Shavuot, the Holiday of Torah Acceptance, starts this Saturday night. Shavuot is loved by children and adults thanks to the tradition of eating dairy desserts and studying Torah. But where do these traditions come from?
As we know, when Jews were redeemed from Egypt, after hundreds of years in slavery, they received the Ten Commandments on Mount Sinai in the middle of the desert.
The acceptance of the Torah transformed a former group of slaves into a nation with distinct code of behaviour related to all areas of their lives. In simpler words, our great-great-great-great-great parents received an identity.
It wasn’t easy to change their lifestyle. The laws of Kashrut alone changed their menus forever! No more cheeseburgers for Devorah and Chaim. So while their parents were making their kitchen kosher, those two ate cheesecake. And we continue to do so each Shavuot – for about 3300 years.

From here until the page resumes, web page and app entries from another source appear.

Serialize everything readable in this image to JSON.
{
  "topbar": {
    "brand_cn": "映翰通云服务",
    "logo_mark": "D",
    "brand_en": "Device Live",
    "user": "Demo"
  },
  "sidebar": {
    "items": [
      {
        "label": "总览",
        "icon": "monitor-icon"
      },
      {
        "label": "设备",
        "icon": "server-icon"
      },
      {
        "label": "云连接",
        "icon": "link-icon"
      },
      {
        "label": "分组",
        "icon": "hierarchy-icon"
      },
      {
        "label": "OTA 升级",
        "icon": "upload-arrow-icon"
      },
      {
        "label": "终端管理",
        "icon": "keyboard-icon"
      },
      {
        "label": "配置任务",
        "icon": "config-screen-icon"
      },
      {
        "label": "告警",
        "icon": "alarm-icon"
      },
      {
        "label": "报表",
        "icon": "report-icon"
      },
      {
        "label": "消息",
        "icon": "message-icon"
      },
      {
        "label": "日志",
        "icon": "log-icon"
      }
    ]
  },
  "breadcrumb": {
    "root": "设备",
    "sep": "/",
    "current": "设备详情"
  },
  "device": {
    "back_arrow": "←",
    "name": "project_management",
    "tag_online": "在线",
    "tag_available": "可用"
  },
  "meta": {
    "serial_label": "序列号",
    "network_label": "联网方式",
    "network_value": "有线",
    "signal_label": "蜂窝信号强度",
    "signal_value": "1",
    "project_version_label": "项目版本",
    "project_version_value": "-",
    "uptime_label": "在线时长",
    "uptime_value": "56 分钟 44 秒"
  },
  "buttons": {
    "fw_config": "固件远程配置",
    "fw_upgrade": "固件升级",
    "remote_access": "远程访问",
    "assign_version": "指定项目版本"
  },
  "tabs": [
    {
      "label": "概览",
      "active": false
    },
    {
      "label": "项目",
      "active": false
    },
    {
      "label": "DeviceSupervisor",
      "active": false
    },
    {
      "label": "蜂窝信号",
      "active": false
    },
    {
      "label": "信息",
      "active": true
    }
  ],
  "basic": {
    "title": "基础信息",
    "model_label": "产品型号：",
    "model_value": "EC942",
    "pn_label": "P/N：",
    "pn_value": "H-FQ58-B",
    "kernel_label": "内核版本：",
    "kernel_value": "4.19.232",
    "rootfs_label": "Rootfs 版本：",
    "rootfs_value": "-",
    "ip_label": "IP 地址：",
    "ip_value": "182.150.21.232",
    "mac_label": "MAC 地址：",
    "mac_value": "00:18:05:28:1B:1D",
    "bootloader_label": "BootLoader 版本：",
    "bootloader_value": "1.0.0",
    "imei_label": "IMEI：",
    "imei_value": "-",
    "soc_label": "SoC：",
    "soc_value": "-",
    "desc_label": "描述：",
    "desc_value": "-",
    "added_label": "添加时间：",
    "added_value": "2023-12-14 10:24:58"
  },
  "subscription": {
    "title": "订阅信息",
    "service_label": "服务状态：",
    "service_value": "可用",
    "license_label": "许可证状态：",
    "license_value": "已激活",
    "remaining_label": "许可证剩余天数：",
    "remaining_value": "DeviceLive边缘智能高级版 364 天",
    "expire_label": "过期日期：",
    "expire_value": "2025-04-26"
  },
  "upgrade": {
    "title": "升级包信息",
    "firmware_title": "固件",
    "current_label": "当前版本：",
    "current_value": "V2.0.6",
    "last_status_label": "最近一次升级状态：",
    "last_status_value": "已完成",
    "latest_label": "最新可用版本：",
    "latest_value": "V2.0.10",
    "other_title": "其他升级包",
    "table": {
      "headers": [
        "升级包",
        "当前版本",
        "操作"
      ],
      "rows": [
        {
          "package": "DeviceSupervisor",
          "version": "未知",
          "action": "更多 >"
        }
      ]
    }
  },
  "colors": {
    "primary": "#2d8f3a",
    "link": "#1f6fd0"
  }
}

These days, however, many people experience an identity crisis. We don’t always know what our true inner self stands for. How many weekends we end up spending on Facebook in total isolation, while being surrounded by other people who are also busy checking their phones? How many years we’ve spent trying to please the society by doing ‘important’ things as defined by trends? Dressed as dictated by fashion; studying for degrees we don’t like; buying the things we don’t need but still buy to be considered respected society members…
But trends come and go and really… Is there anything timeless to stick to in our ever-changing world?
According to the Holiday of Shavuot, our identity is timeless. It can be found in childhood memories and stories shared at family gatherings, in tastes and smells and in values and traditions passed from one generation to the next…
This is our heritage that constitutes who we are as humans with a soul, no matter how many years go down the track.